● Assignment
Go through the entries and copy every line that has the string "Fields" in it.

+++

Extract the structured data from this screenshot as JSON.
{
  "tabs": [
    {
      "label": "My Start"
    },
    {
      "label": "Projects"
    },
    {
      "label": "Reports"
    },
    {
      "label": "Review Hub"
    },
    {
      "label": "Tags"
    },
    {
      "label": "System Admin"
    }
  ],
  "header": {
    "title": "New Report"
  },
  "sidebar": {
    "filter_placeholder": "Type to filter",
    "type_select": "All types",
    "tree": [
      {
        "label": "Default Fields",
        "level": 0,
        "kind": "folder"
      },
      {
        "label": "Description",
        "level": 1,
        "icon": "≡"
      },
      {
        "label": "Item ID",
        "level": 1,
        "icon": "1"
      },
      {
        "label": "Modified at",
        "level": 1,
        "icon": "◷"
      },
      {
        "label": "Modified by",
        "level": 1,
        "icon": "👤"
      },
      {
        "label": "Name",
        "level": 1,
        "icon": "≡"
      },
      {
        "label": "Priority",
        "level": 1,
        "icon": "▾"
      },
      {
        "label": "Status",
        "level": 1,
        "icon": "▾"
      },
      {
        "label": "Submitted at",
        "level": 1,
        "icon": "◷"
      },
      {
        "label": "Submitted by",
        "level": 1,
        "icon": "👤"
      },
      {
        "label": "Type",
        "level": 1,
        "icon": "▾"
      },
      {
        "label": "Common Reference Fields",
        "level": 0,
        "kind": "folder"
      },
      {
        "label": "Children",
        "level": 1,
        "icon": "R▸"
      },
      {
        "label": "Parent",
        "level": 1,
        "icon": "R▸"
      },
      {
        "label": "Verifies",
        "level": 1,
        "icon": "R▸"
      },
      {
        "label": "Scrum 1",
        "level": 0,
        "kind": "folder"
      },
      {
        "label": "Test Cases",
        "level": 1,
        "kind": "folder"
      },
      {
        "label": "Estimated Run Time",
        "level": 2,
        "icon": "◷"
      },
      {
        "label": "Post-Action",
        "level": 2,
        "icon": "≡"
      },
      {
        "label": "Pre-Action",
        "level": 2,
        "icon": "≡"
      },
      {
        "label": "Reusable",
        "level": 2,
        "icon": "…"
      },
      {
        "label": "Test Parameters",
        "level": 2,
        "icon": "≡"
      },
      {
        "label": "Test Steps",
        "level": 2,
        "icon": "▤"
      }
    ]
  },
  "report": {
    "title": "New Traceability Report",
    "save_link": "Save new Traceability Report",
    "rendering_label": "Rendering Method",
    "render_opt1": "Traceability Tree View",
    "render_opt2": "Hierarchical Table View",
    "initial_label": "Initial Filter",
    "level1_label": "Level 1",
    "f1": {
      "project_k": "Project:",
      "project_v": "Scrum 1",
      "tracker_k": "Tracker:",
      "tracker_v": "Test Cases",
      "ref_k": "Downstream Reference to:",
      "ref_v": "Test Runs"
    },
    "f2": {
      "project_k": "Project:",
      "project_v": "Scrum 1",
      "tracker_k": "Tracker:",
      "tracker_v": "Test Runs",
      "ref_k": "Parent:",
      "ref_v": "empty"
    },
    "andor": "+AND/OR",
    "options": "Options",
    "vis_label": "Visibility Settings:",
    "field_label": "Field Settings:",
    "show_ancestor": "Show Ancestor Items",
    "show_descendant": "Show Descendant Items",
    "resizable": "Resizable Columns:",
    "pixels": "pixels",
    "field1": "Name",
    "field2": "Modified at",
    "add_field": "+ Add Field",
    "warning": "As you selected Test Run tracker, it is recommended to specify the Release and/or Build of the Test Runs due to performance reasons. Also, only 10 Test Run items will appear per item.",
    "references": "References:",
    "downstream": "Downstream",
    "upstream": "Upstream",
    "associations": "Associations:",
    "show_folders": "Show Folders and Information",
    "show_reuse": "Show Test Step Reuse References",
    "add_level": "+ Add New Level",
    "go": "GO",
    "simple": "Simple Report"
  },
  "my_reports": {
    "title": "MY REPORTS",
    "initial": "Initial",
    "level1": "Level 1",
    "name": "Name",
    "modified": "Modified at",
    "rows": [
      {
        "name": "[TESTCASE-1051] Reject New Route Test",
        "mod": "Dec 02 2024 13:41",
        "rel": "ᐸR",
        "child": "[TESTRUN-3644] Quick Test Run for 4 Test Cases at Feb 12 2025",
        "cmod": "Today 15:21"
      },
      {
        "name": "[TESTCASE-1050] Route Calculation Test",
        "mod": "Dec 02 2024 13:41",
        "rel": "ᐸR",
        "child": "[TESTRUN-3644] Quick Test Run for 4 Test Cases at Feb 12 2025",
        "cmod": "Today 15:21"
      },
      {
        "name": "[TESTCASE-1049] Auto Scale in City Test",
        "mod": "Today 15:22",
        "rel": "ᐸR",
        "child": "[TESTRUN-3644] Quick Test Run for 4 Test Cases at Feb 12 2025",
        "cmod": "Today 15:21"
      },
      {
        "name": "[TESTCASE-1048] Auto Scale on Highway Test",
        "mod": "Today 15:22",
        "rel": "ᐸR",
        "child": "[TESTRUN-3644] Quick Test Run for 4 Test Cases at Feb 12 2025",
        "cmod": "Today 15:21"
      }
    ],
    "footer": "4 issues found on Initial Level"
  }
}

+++

● Finished task
        "label": "Default Fields",
        "label": "Common Reference Fields",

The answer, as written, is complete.